Man, if they want you toasted, you're toast. To quote... "In fact, you're gonna have to work very hard to stay alive."

5 comments:

Watching Them, Watching Us said...

If "Name and Address" information on even a single person is considered to be "information of use terrorists", then does that not totally undermine the Nu Labour Government's plans for a compulsory centralised National Identity Register and ID Card ?

http://www.spy.org.uk/spyblog/archives/2005/03/name_and_addres.html

Scribe said...

Second update in comment form...

The Scotsman has new details:

"It is alleged he was found with a newspaper cutting referring to a decorated soldier and also personal details including that soldier’s address."

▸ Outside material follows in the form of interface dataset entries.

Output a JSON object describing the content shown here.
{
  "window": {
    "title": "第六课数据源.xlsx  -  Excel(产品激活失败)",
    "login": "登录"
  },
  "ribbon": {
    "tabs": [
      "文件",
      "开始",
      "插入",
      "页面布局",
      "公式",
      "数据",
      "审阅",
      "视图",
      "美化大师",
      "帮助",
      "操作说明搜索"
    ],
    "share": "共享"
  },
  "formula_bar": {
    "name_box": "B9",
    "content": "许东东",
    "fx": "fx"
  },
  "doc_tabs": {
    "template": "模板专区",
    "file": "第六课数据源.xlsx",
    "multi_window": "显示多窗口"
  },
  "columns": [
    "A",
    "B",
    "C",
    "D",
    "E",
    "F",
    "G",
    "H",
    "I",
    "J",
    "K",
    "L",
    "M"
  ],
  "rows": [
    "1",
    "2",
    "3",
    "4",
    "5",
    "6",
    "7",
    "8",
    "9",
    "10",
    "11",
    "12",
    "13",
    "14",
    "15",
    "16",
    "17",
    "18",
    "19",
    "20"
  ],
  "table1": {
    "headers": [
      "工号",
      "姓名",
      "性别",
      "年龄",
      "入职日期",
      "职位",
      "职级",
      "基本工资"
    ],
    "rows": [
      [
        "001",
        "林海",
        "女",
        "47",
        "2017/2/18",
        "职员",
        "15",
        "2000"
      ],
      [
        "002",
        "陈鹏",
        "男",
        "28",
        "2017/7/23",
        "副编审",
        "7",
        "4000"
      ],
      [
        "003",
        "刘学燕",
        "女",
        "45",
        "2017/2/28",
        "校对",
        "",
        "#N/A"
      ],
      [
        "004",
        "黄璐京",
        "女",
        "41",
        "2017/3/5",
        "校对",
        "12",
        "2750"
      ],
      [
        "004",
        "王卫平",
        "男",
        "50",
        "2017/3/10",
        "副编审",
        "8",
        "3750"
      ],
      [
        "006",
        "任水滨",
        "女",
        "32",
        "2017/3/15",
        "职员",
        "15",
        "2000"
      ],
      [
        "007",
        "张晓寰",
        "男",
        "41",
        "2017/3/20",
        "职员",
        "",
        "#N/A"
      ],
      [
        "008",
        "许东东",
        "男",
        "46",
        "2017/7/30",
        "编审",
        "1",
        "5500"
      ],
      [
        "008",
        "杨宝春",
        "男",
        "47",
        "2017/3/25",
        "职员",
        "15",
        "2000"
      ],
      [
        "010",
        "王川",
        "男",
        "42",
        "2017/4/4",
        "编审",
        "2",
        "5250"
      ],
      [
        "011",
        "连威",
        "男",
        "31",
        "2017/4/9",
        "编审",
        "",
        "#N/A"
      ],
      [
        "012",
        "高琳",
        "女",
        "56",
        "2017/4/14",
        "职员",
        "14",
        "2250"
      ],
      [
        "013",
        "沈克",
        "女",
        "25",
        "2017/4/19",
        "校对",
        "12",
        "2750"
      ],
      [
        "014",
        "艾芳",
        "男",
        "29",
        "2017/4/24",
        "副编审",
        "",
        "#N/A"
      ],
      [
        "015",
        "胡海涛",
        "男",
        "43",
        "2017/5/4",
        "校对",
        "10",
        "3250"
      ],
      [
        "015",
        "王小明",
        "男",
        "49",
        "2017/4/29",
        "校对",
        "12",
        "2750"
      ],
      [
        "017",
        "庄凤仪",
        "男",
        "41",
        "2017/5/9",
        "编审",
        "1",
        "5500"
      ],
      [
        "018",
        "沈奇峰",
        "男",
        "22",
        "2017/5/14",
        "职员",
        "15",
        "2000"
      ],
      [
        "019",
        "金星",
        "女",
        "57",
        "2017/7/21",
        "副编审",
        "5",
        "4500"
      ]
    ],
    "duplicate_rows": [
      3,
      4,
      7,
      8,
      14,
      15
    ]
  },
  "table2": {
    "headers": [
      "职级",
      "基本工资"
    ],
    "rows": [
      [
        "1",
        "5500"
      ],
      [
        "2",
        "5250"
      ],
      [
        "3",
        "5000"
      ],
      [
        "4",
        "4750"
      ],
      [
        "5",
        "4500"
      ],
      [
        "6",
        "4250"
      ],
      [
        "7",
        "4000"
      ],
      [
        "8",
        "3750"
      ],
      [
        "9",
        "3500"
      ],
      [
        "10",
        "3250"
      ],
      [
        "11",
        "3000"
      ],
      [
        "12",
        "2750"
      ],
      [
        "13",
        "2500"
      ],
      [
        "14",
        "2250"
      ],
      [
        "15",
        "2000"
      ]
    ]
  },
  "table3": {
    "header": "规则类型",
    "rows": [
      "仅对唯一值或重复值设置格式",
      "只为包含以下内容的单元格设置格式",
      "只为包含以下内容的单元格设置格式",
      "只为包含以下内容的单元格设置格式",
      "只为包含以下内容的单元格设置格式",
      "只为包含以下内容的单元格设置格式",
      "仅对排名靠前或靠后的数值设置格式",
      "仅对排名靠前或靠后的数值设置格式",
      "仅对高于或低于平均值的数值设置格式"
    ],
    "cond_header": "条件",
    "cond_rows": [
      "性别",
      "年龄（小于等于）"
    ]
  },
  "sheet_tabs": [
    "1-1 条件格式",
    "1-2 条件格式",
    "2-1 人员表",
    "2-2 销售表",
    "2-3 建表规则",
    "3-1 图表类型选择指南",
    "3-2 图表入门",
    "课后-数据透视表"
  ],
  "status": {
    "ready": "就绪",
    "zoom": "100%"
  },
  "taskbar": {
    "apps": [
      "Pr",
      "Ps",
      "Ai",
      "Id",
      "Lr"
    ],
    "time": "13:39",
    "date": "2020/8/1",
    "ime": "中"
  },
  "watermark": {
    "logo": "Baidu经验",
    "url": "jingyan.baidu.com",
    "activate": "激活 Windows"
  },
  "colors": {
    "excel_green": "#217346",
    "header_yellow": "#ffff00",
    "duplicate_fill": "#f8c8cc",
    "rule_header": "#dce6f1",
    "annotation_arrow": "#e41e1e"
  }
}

and the fact that Mansha was "...remanded in custody for one week to reappear before the court on April 5."

I still have difficulty seeing how this is related to "terrorism" at all. Stalking, perhaps. Isn't that what ASBOs are for? ;)

Watching Them, Watching Us said...

"Mansha, of Harold Wilson House, Arnott Close, Thamesmead, south-east London,"

So now multiple newspapers and websites and search engines, and potentially millions of people, have the "information" consisting of the suspects Name, and Home Address linked with the word "terrorism".

Surely Mansha's Name and Address is also "information of use to terrorists" or vigilantes ?

Scribe said...

Surely Mansha's Name and Address is also "information of use to terrorists" or vigilantes?

You mean, in terms of getting touch with him to send letters of support? I guess so. "Useful" could mean good or bad. Should they be allowed access to Directory Enquiries? In fact, DE is a terrible leak, now I think about it...

I still fail to see how even targeting a single soldier could be construed as "terrorism" too. As the Lords have pointed out (IIRC), the danger of the country coming to a standstill through a single (or even multiple) death is pretty slim, although the judicial line for defining "terror" seems to well and trule on the thin side.

This isn't anything to do with terror, it's a cultural/religious battle without geographical territory, in which anyone standing in the way of Employment of Force is a "crimnial". We decide things for you, for the good of blah something greater blah, and if you disagree with our Use of Weapons, you'll be suspended. (Probably from a rope.)

Scribe said...

More details emerge from This Is London.

So far, the details published aren't that amiss from someone, say, who had been abroad, seen what was going on, and wanted to get a soldier's perspective of the environment. Not that I doubt our intelligence forces, but if I were an intrigued, even journalistic type, then I'd probably have roughly the same documents "in my premises". I'll just have to remember to burn them next time, although then, I suspect, the onus would be on me to prove that had I never had such documents near me in the first place.

Hum. Time to start keeping a list of all the things I've never seen.